_PROVIDED DATA_:
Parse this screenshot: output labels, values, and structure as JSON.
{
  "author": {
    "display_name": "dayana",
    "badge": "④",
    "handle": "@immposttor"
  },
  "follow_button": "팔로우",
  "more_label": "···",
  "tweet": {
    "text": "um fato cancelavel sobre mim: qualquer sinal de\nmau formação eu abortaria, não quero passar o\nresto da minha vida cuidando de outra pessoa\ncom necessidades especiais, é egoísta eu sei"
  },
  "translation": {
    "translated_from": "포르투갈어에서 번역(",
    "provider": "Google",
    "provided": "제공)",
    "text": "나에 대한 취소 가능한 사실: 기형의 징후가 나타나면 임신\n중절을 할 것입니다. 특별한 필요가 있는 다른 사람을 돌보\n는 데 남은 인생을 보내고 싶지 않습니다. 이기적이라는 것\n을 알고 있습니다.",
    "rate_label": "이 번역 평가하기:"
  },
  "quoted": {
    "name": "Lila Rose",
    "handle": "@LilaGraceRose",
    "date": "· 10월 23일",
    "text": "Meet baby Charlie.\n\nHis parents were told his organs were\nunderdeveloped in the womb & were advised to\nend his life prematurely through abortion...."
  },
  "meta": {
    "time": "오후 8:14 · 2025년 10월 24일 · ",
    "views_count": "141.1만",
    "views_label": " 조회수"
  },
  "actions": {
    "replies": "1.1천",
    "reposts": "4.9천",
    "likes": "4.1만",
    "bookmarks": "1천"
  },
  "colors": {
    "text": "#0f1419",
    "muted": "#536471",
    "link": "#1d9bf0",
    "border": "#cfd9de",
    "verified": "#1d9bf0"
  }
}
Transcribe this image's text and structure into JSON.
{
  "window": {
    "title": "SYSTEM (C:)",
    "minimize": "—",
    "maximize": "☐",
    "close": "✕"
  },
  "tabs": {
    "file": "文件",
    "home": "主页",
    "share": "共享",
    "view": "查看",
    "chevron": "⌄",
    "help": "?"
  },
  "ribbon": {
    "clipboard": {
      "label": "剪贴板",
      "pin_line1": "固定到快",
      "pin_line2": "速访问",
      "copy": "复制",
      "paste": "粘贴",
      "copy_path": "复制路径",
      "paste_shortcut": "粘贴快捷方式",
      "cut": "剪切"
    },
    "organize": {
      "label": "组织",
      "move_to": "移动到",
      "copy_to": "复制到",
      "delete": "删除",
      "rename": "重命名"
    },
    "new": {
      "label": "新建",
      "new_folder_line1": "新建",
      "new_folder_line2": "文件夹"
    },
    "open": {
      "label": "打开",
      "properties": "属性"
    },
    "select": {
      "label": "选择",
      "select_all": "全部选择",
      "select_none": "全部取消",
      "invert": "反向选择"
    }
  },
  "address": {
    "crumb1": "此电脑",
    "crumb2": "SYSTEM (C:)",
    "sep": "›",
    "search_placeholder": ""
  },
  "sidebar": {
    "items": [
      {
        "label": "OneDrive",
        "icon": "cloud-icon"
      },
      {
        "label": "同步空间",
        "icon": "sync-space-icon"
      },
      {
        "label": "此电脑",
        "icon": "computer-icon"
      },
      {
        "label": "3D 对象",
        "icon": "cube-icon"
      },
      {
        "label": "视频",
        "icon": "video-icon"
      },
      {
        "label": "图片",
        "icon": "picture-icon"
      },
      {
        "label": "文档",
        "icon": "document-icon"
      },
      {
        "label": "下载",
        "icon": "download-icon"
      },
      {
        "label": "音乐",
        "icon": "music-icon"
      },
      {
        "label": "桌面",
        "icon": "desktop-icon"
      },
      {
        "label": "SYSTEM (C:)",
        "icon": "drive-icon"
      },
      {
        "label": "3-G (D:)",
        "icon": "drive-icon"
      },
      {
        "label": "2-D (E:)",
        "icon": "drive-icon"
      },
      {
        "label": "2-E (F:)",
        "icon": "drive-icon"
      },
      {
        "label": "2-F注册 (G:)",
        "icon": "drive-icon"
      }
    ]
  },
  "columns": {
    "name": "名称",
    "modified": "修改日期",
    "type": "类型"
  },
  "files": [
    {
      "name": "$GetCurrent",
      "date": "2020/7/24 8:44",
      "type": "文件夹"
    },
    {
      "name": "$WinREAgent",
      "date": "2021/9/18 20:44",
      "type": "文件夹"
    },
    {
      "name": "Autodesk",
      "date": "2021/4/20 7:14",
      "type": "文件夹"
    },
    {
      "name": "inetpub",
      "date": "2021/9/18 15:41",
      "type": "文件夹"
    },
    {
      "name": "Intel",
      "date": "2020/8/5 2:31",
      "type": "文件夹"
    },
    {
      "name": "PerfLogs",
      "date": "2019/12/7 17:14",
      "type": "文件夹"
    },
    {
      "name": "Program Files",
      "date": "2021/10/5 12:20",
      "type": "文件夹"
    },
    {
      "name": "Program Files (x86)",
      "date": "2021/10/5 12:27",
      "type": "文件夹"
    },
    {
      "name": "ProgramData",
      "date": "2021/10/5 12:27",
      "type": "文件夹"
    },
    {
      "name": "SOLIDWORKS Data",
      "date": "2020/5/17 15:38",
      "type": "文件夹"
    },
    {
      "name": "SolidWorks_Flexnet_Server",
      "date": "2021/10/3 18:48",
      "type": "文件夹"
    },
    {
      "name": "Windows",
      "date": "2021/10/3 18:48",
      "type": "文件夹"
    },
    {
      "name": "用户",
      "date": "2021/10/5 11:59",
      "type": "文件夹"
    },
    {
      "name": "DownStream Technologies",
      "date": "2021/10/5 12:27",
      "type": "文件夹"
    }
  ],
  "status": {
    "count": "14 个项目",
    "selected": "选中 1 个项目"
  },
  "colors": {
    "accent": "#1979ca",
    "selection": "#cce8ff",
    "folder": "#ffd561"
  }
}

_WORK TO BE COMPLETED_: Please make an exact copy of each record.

_EXERCISE ANSWER_:
Parse this screenshot: output labels, values, and structure as JSON.
{
  "author": {
    "display_name": "dayana",
    "badge": "④",
    "handle": "@immposttor"
  },
  "follow_button": "팔로우",
  "more_label": "···",
  "tweet": {
    "text": "um fato cancelavel sobre mim: qualquer sinal de\nmau formação eu abortaria, não quero passar o\nresto da minha vida cuidando de outra pessoa\ncom necessidades especiais, é egoísta eu sei"
  },
  "translation": {
    "translated_from": "포르투갈어에서 번역(",
    "provider": "Google",
    "provided": "제공)",
    "text": "나에 대한 취소 가능한 사실: 기형의 징후가 나타나면 임신\n중절을 할 것입니다. 특별한 필요가 있는 다른 사람을 돌보\n는 데 남은 인생을 보내고 싶지 않습니다. 이기적이라는 것\n을 알고 있습니다.",
    "rate_label": "이 번역 평가하기:"
  },
  "quoted": {
    "name": "Lila Rose",
    "handle": "@LilaGraceRose",
    "date": "· 10월 23일",
    "text": "Meet baby Charlie.\n\nHis parents were told his organs were\nunderdeveloped in the womb & were advised to\nend his life prematurely through abortion...."
  },
  "meta": {
    "time": "오후 8:14 · 2025년 10월 24일 · ",
    "views_count": "141.1만",
    "views_label": " 조회수"
  },
  "actions": {
    "replies": "1.1천",
    "reposts": "4.9천",
    "likes": "4.1만",
    "bookmarks": "1천"
  },
  "colors": {
    "text": "#0f1419",
    "muted": "#536471",
    "link": "#1d9bf0",
    "border": "#cfd9de",
    "verified": "#1d9bf0"
  }
}
Transcribe this image's text and structure into JSON.
{
  "window": {
    "title": "SYSTEM (C:)",
    "minimize": "—",
    "maximize": "☐",
    "close": "✕"
  },
  "tabs": {
    "file": "文件",
    "home": "主页",
    "share": "共享",
    "view": "查看",
    "chevron": "⌄",
    "help": "?"
  },
  "ribbon": {
    "clipboard": {
      "label": "剪贴板",
      "pin_line1": "固定到快",
      "pin_line2": "速访问",
      "copy": "复制",
      "paste": "粘贴",
      "copy_path": "复制路径",
      "paste_shortcut": "粘贴快捷方式",
      "cut": "剪切"
    },
    "organize": {
      "label": "组织",
      "move_to": "移动到",
      "copy_to": "复制到",
      "delete": "删除",
      "rename": "重命名"
    },
    "new": {
      "label": "新建",
      "new_folder_line1": "新建",
      "new_folder_line2": "文件夹"
    },
    "open": {
      "label": "打开",
      "properties": "属性"
    },
    "select": {
      "label": "选择",
      "select_all": "全部选择",
      "select_none": "全部取消",
      "invert": "反向选择"
    }
  },
  "address": {
    "crumb1": "此电脑",
    "crumb2": "SYSTEM (C:)",
    "sep": "›",
    "search_placeholder": ""
  },
  "sidebar": {
    "items": [
      {
        "label": "OneDrive",
        "icon": "cloud-icon"
      },
      {
        "label": "同步空间",
        "icon": "sync-space-icon"
      },
      {
        "label": "此电脑",
        "icon": "computer-icon"
      },
      {
        "label": "3D 对象",
        "icon": "cube-icon"
      },
      {
        "label": "视频",
        "icon": "video-icon"
      },
      {
        "label": "图片",
        "icon": "picture-icon"
      },
      {
        "label": "文档",
        "icon": "document-icon"
      },
      {
        "label": "下载",
        "icon": "download-icon"
      },
      {
        "label": "音乐",
        "icon": "music-icon"
      },
      {
        "label": "桌面",
        "icon": "desktop-icon"
      },
      {
        "label": "SYSTEM (C:)",
        "icon": "drive-icon"
      },
      {
        "label": "3-G (D:)",
        "icon": "drive-icon"
      },
      {
        "label": "2-D (E:)",
        "icon": "drive-icon"
      },
      {
        "label": "2-E (F:)",
        "icon": "drive-icon"
      },
      {
        "label": "2-F注册 (G:)",
        "icon": "drive-icon"
      }
    ]
  },
  "columns": {
    "name": "名称",
    "modified": "修改日期",
    "type": "类型"
  },
  "files": [
    {
      "name": "$GetCurrent",
      "date": "2020/7/24 8:44",
      "type": "文件夹"
    },
    {
      "name": "$WinREAgent",
      "date": "2021/9/18 20:44",
      "type": "文件夹"
    },
    {
      "name": "Autodesk",
      "date": "2021/4/20 7:14",
      "type": "文件夹"
    },
    {
      "name": "inetpub",
      "date": "2021/9/18 15:41",
      "type": "文件夹"
    },
    {
      "name": "Intel",
      "date": "2020/8/5 2:31",
      "type": "文件夹"
    },
    {
      "name": "PerfLogs",
      "date": "2019/12/7 17:14",
      "type": "文件夹"
    },
    {
      "name": "Program Files",
      "date": "2021/10/5 12:20",
      "type": "文件夹"
    },
    {
      "name": "Program Files (x86)",
      "date": "2021/10/5 12:27",
      "type": "文件夹"
    },
    {
      "name": "ProgramData",
      "date": "2021/10/5 12:27",
      "type": "文件夹"
    },
    {
      "name": "SOLIDWORKS Data",
      "date": "2020/5/17 15:38",
      "type": "文件夹"
    },
    {
      "name": "SolidWorks_Flexnet_Server",
      "date": "2021/10/3 18:48",
      "type": "文件夹"
    },
    {
      "name": "Windows",
      "date": "2021/10/3 18:48",
      "type": "文件夹"
    },
    {
      "name": "用户",
      "date": "2021/10/5 11:59",
      "type": "文件夹"
    },
    {
      "name": "DownStream Technologies",
      "date": "2021/10/5 12:27",
      "type": "文件夹"
    }
  ],
  "status": {
    "count": "14 个项目",
    "selected": "选中 1 个项目"
  },
  "colors": {
    "accent": "#1979ca",
    "selection": "#cce8ff",
    "folder": "#ffd561"
  }
}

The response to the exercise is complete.